> [WORK ITEM]:
Scan the material below for "this", then return each line that contains it.

SUPPLIED ENTRIES below:

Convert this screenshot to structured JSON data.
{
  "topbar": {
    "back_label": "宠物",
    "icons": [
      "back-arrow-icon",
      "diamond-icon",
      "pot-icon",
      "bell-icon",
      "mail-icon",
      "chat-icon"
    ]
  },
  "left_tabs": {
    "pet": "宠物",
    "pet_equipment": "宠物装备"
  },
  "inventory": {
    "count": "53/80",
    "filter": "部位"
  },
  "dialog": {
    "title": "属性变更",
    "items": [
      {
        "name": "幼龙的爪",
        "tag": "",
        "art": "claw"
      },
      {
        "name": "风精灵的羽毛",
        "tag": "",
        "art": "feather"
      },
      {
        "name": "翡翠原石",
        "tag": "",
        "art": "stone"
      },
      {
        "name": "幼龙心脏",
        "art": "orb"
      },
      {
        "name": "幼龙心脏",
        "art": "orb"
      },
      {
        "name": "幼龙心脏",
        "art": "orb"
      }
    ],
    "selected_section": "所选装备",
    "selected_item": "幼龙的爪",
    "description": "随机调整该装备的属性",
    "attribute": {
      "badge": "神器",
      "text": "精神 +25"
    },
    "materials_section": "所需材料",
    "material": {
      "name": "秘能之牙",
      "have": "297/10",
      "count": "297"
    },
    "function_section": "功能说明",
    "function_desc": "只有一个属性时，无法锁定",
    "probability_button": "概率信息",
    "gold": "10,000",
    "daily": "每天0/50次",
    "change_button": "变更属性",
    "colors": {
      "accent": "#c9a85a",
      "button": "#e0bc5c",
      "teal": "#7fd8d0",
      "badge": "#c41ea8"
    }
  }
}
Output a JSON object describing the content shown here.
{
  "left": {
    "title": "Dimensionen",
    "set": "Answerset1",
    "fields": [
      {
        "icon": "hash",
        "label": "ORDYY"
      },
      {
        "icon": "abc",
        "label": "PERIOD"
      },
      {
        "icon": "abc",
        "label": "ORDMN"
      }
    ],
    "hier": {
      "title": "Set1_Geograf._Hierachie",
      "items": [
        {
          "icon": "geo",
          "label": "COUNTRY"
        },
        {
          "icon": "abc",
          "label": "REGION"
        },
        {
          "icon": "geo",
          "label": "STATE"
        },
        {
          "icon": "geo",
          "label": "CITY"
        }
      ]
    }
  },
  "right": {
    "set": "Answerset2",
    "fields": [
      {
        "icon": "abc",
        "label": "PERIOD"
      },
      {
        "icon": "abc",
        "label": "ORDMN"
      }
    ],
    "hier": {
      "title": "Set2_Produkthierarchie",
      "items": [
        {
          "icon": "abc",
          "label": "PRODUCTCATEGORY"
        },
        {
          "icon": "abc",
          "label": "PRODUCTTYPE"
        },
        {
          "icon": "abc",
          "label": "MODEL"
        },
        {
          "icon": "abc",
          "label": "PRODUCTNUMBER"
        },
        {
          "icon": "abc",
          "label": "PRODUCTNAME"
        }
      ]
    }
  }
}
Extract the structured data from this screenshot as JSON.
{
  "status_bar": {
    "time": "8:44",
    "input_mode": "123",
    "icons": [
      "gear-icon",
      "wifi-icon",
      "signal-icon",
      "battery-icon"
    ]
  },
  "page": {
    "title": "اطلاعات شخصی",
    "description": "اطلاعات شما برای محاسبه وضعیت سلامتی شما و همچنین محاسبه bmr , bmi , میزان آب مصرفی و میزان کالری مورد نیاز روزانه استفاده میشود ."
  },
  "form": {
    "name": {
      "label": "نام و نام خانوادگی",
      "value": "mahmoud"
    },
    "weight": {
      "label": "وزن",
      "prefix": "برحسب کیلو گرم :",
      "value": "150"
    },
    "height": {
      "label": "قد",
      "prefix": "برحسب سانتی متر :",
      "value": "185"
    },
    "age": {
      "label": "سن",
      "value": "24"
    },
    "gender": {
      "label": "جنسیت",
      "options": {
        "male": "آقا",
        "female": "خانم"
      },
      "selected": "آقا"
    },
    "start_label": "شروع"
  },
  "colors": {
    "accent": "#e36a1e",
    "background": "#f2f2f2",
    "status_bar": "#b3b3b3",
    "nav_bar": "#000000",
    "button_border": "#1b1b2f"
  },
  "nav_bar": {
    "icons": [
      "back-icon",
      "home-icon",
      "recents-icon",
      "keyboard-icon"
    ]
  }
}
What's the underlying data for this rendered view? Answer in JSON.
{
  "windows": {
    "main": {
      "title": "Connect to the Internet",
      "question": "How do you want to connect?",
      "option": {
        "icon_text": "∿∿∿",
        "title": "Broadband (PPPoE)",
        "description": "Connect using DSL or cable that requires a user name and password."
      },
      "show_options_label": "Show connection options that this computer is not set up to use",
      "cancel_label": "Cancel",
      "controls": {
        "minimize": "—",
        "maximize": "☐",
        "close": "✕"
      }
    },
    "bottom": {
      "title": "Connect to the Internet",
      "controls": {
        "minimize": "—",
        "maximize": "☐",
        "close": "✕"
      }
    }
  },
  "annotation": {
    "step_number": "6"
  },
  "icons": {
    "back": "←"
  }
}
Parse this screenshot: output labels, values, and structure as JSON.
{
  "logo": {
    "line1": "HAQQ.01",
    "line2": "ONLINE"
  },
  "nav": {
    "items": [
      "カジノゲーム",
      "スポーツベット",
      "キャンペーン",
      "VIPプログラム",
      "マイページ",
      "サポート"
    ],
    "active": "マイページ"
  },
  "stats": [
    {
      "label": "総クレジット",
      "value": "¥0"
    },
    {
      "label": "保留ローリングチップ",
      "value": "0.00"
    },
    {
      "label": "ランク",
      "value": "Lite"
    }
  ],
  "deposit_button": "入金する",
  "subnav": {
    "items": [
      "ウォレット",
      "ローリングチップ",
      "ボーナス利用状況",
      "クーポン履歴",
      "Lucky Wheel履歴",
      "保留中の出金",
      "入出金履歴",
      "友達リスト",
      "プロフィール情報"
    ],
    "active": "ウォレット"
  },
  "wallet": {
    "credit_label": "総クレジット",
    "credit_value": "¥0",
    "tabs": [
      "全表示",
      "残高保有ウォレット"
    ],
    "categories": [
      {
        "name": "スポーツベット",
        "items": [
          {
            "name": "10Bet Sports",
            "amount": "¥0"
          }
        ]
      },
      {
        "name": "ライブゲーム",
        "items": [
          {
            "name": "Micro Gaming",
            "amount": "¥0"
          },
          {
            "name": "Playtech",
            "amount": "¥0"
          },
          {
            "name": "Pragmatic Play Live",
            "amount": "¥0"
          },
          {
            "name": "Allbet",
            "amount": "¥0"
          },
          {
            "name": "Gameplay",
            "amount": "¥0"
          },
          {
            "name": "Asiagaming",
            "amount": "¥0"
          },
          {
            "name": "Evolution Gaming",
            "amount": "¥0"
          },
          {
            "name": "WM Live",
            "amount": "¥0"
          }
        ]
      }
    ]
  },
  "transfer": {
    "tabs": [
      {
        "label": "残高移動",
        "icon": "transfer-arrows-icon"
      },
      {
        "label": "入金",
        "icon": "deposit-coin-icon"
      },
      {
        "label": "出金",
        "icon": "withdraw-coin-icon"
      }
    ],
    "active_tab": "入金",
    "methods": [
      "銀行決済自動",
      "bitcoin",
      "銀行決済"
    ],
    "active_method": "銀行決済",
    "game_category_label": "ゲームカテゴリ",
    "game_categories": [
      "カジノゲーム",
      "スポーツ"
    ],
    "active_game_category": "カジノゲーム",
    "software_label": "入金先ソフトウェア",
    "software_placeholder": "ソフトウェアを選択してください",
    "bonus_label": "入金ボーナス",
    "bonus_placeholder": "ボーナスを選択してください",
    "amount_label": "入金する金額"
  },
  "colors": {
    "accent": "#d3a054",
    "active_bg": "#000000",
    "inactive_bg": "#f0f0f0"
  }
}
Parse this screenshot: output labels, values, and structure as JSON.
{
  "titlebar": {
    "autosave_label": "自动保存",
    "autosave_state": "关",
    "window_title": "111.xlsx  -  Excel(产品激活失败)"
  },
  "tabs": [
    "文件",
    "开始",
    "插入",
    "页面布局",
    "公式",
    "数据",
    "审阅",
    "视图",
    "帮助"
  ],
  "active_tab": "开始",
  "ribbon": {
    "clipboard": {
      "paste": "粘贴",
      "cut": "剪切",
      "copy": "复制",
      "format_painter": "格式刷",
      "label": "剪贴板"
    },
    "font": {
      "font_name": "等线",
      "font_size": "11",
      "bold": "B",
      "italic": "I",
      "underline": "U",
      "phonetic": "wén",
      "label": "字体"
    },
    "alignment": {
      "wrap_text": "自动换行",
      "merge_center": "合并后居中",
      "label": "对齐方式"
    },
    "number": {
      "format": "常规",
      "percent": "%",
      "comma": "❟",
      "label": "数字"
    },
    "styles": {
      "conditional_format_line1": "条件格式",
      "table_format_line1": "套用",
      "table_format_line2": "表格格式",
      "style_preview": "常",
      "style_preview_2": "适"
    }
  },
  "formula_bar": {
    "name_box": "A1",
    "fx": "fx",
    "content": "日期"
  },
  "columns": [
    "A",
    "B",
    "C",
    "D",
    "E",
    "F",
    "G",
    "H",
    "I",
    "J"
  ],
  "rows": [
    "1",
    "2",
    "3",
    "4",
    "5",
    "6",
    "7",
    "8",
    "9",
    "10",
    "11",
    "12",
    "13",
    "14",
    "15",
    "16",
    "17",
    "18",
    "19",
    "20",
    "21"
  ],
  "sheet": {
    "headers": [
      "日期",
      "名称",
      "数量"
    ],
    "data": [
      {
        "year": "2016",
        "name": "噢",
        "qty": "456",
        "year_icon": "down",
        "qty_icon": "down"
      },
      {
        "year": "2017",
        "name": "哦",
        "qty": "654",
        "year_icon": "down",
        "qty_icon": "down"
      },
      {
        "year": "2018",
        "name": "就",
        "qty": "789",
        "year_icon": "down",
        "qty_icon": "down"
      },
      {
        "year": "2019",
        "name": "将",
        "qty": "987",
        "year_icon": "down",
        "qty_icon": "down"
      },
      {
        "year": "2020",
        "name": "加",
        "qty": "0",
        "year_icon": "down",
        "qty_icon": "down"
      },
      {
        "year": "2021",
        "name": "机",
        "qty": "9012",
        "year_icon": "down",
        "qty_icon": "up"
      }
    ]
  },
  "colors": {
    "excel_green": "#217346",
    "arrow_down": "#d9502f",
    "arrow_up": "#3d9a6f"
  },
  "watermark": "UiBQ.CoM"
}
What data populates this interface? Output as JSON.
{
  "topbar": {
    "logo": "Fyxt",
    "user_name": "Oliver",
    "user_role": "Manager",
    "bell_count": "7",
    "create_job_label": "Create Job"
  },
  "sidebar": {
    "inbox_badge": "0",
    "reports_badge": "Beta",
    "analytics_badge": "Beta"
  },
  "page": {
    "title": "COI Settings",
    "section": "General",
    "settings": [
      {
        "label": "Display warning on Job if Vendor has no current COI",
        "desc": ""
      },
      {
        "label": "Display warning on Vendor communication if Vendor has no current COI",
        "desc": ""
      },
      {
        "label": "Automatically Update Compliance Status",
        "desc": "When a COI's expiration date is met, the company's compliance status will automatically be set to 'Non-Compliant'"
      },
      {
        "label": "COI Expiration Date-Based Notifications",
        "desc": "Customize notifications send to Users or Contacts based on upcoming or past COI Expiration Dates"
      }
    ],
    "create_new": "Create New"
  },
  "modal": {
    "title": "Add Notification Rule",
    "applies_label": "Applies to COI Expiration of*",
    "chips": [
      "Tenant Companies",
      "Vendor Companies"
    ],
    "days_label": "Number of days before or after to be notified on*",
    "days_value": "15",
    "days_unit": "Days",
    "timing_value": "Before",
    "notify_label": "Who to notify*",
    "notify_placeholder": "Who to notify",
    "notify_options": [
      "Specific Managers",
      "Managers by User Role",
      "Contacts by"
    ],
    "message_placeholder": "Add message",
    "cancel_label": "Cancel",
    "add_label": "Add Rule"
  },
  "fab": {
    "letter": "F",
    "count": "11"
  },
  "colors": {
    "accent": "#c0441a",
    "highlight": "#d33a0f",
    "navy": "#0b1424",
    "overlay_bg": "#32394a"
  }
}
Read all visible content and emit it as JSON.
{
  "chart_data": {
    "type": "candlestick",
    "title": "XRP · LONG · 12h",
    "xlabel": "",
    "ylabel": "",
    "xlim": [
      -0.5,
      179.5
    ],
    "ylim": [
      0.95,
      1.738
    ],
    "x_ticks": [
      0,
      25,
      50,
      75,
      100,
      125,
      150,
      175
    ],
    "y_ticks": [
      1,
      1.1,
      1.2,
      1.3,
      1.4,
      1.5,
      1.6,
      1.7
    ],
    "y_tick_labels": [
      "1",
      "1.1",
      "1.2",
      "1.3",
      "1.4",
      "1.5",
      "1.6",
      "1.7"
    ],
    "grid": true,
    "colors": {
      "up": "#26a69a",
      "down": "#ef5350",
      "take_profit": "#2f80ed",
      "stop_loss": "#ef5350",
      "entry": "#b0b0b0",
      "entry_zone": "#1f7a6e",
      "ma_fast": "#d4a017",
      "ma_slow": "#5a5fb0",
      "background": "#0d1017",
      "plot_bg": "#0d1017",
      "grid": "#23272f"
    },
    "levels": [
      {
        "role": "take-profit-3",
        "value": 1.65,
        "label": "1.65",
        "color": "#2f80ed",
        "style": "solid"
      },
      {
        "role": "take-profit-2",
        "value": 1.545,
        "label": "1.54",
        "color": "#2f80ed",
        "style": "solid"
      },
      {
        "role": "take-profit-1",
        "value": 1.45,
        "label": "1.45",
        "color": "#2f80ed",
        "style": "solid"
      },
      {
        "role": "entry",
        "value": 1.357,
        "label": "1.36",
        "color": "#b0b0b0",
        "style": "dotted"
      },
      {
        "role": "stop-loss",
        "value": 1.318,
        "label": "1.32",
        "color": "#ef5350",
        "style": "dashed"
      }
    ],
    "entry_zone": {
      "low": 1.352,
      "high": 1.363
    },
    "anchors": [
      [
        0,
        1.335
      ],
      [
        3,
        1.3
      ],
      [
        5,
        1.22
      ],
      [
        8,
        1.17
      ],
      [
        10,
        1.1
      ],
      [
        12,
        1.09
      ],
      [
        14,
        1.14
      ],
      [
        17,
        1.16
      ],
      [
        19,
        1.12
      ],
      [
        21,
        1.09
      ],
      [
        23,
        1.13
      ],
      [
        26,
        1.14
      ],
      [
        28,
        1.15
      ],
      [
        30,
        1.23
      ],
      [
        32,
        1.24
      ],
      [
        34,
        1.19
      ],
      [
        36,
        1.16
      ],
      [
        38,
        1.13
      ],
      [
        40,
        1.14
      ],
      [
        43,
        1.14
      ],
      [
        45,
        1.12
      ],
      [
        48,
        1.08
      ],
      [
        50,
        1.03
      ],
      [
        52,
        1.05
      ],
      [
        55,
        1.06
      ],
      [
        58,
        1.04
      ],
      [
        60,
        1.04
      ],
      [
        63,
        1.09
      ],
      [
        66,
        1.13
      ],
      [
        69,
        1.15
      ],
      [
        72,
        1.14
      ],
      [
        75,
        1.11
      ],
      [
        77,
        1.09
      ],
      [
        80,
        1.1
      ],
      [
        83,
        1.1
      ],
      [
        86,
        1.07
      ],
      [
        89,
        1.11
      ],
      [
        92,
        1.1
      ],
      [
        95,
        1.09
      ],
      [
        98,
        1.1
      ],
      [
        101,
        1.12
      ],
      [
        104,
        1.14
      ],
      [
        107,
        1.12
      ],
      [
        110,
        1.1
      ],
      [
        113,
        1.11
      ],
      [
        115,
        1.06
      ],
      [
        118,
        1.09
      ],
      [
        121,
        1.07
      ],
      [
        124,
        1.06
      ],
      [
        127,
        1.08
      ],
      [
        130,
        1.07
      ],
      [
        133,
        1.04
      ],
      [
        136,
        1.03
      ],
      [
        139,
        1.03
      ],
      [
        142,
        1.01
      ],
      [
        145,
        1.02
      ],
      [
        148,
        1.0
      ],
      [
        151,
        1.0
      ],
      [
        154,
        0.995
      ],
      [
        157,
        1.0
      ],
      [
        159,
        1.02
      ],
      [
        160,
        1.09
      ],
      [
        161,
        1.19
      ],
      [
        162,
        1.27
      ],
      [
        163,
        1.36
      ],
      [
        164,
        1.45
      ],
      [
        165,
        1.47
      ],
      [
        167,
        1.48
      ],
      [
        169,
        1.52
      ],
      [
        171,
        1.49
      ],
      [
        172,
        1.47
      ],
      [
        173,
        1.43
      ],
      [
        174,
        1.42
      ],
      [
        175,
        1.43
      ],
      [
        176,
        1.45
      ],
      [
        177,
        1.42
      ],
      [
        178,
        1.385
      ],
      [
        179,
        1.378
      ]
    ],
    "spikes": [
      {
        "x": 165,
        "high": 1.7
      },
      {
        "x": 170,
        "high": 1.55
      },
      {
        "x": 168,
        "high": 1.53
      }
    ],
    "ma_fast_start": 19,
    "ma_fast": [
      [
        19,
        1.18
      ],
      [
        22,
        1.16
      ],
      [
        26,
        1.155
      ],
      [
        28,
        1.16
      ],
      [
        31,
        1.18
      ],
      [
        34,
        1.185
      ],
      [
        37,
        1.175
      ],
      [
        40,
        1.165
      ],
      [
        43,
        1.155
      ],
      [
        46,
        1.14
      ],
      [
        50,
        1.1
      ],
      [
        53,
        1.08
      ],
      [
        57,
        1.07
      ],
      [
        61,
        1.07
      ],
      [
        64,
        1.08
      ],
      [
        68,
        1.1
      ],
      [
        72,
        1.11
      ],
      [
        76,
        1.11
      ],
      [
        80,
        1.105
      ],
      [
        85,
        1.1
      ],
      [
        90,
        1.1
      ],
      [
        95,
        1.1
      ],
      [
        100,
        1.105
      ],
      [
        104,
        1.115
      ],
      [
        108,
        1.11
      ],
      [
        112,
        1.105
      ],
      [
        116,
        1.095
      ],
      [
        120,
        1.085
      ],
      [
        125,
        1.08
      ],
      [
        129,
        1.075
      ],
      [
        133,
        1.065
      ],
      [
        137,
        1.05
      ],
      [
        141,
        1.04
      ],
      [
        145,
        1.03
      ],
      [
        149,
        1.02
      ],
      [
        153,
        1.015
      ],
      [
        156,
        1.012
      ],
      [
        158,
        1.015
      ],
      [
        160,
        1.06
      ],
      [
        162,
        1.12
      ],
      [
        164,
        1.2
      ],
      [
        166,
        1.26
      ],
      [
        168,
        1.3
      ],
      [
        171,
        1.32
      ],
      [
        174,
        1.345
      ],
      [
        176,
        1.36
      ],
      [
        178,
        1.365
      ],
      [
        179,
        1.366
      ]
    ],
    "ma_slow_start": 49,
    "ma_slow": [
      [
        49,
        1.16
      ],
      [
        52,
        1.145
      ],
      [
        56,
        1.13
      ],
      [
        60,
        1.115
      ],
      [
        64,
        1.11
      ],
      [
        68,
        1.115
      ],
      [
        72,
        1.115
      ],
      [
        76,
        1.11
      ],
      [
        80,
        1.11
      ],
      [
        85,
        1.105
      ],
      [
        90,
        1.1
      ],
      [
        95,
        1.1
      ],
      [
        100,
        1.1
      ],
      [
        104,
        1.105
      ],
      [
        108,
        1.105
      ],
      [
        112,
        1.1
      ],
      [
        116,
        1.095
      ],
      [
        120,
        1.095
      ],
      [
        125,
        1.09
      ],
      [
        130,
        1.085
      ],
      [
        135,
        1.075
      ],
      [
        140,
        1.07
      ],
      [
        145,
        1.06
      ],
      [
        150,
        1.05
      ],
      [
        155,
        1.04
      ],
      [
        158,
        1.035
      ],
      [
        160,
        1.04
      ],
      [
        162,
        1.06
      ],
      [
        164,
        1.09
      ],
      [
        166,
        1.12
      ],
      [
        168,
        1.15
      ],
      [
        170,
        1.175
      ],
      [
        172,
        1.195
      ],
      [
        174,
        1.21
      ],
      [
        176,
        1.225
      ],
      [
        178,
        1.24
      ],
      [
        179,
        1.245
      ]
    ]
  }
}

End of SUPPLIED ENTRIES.

> [ANSWER SECTION]:
Convert this screenshot to structured JSON data.
Extract the structured data from this screenshot as JSON.
What's the underlying data for this rendered view? Answer in JSON.
      "show_options_label": "Show connection options that this computer is not set up to use",
Parse this screenshot: output labels, values, and structure as JSON.
Parse this screenshot: output labels, values, and structure as JSON.
What data populates this interface? Output as JSON.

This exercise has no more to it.